Interestingly enough, one of my clients with an aggressive dog was able to redirect her dog as we've worked on this quite a bit. When that off leash dog, however, kept lunging at her dog barking, and the other owner couldn't recall the dog, lo and behold a fight broke out. My client was forced to drop her dog's leash. Finally, the other owner came over and they were then able to separate the dogs. The kicker? The other owner was furious that his dog had gotten hurt in the scuffle. Excuse me?! Your dog would not have gotten hurt had you had the dog on leash like you were supposed to. And now my client's dog's training has been severely set back because he has resumed his hyper-vigilance and protective stance. Frustrating all around.
If you are having trouble with off leash dogs in your neighborhood too, there are a few things you can do. You can let Animal Control know. They will schedule drive bys where they will cite people whose dogs are off leash. You can carry an air horn with you. When that off leash dog approaches, blast the air horn right at them. It will certainly stop them in their tracks and let the other owner know they need to collect their dog promptly. You can carry treats with you and throw the treats right at the off leash approaching dog. Hopefully, he'll be so stunned by the treats raining down that he'll stop to snack allowing you and your leashed companion to safely move away. I know you shouldn't have to do any of these things when you aren't the one disregarding the rules. However, I also know that people are people and there will still be those dog owners who consider their desires and wishes as more important than those of others in their community. Selfish disregard for others isn't something new, for sure. I just know that I, for one, had hoped that one of the things this pandemic would do was make us more conscientious with one another, resulting in more kindness and awareness of the needs of others and the spirit of community.
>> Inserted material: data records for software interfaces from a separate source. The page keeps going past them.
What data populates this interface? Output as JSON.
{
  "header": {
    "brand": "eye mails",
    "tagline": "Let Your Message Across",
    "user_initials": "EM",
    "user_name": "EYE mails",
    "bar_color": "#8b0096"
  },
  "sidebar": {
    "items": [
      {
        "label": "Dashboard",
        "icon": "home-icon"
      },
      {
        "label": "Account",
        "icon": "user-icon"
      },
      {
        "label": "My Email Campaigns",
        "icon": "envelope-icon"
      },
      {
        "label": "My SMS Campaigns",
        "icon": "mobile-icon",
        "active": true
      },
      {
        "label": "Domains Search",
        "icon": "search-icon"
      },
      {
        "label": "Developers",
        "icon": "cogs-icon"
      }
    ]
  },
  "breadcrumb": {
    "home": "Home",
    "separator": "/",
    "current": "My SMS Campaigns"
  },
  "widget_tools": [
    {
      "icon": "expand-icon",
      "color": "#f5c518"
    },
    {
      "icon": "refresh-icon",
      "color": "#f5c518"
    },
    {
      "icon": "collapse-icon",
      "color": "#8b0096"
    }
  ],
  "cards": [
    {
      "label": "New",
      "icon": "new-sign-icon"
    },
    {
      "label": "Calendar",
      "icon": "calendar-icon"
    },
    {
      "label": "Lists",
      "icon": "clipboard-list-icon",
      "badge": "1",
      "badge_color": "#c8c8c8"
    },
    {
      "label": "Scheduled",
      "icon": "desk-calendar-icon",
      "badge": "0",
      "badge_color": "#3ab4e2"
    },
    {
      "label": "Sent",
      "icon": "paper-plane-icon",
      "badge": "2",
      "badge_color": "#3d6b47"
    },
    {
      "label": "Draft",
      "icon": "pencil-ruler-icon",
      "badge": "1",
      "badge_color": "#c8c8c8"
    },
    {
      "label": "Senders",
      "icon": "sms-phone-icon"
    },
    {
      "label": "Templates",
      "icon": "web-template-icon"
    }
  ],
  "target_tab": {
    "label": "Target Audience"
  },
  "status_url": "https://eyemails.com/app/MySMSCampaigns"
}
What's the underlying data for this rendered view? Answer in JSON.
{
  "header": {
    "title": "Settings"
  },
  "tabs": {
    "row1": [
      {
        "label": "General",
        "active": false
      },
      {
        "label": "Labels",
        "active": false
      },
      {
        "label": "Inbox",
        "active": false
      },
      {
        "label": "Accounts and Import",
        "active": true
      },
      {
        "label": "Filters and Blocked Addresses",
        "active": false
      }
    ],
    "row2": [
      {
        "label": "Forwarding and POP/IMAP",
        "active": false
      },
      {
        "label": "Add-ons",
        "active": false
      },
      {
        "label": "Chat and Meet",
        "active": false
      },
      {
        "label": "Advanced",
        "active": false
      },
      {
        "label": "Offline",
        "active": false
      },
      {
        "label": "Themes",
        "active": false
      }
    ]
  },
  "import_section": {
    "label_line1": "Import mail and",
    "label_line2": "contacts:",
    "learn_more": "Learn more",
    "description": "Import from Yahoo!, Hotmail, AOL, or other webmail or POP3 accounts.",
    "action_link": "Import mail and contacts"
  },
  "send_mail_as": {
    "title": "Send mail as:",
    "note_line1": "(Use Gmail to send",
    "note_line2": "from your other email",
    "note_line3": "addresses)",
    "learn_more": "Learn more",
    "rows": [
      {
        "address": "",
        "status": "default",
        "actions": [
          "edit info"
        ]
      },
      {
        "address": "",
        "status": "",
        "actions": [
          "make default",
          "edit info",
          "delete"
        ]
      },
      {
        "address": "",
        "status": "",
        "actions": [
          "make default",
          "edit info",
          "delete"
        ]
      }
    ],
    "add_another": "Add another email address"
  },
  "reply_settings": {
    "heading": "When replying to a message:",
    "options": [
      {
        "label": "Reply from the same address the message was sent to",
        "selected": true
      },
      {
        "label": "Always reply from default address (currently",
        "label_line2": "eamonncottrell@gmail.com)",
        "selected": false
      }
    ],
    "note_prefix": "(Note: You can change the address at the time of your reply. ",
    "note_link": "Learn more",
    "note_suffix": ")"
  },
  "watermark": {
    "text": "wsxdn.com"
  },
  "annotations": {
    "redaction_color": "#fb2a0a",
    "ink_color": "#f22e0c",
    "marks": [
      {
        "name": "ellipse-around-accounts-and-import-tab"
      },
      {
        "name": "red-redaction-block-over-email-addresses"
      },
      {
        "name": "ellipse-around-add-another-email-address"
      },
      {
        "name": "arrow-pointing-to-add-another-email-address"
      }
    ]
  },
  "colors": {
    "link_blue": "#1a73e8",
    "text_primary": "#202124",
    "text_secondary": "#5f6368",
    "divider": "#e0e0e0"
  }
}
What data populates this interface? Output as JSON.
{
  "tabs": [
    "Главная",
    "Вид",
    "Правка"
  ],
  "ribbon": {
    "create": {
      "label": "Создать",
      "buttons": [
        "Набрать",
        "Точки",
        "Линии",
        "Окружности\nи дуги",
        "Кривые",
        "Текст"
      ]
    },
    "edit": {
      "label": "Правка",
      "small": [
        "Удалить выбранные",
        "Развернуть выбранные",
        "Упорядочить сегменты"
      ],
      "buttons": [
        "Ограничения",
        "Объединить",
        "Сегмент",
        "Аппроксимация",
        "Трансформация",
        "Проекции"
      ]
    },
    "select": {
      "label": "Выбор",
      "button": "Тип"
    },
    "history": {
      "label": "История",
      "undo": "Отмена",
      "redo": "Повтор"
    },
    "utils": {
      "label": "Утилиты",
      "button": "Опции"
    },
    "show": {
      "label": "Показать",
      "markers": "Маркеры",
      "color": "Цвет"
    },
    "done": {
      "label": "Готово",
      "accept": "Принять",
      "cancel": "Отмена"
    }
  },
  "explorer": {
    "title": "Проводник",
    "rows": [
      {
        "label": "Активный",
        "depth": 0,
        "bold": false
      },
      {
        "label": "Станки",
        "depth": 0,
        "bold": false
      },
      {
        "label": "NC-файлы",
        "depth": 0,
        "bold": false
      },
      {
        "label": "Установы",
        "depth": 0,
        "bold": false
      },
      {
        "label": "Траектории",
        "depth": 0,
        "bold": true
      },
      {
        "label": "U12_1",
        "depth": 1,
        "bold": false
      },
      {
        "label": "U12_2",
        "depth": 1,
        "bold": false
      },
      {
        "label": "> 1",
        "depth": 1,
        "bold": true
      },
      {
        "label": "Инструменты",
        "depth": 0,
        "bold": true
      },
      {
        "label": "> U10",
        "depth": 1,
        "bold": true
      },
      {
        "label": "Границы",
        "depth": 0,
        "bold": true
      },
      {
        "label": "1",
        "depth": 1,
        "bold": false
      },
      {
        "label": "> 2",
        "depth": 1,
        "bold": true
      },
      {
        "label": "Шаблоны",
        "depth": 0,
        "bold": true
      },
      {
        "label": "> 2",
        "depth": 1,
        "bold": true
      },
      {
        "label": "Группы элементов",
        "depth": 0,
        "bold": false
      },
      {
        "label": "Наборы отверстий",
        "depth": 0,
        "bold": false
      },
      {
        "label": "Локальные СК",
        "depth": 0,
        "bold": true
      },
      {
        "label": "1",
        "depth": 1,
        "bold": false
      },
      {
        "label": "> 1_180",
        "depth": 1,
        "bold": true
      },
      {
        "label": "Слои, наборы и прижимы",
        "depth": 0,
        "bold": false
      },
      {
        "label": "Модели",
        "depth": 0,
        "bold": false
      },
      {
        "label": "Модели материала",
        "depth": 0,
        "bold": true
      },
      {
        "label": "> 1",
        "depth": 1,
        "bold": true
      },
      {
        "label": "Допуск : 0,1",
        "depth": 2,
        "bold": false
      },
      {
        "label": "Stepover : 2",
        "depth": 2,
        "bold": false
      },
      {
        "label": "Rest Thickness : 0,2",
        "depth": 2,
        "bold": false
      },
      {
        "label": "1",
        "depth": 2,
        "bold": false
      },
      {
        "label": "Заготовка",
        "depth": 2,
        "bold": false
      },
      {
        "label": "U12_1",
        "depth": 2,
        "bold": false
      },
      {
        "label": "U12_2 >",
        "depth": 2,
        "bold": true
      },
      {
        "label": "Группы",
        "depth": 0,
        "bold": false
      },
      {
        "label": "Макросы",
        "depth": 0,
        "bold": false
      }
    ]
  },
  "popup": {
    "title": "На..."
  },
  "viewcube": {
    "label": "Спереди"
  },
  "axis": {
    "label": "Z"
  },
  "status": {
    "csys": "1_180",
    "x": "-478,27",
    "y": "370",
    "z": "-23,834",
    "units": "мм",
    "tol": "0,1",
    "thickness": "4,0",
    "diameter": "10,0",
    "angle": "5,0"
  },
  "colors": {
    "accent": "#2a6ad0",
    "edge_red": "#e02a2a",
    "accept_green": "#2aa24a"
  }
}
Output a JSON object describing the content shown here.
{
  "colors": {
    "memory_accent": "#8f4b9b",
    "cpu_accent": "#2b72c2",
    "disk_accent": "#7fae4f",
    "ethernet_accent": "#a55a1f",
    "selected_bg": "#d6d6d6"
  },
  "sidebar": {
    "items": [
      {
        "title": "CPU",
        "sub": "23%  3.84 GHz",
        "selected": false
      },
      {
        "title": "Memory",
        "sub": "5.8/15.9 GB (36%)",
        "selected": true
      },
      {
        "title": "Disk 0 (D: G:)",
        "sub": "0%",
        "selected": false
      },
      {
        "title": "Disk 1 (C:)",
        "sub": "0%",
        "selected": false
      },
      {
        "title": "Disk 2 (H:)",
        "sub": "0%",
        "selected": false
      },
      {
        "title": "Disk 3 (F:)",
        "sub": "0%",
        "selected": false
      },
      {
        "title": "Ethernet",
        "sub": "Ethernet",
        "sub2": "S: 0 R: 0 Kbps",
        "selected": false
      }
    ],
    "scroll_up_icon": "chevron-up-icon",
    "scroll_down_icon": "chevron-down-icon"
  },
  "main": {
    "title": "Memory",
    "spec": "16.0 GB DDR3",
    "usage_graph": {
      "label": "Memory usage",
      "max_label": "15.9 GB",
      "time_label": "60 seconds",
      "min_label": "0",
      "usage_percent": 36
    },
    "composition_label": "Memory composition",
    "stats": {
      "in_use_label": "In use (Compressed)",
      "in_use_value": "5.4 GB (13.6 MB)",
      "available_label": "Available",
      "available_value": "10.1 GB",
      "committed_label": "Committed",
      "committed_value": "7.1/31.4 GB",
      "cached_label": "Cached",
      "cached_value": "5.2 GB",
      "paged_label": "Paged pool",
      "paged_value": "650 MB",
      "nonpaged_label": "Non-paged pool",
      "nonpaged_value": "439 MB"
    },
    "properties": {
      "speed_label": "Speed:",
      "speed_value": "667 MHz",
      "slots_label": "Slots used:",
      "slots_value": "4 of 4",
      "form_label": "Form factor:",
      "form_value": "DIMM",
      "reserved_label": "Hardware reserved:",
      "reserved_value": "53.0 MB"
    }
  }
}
As always, if you have questions about your pet's behavior, you know where to find me.
Westley out on a leashed walk and wearing his cooling jacket to beat the heat!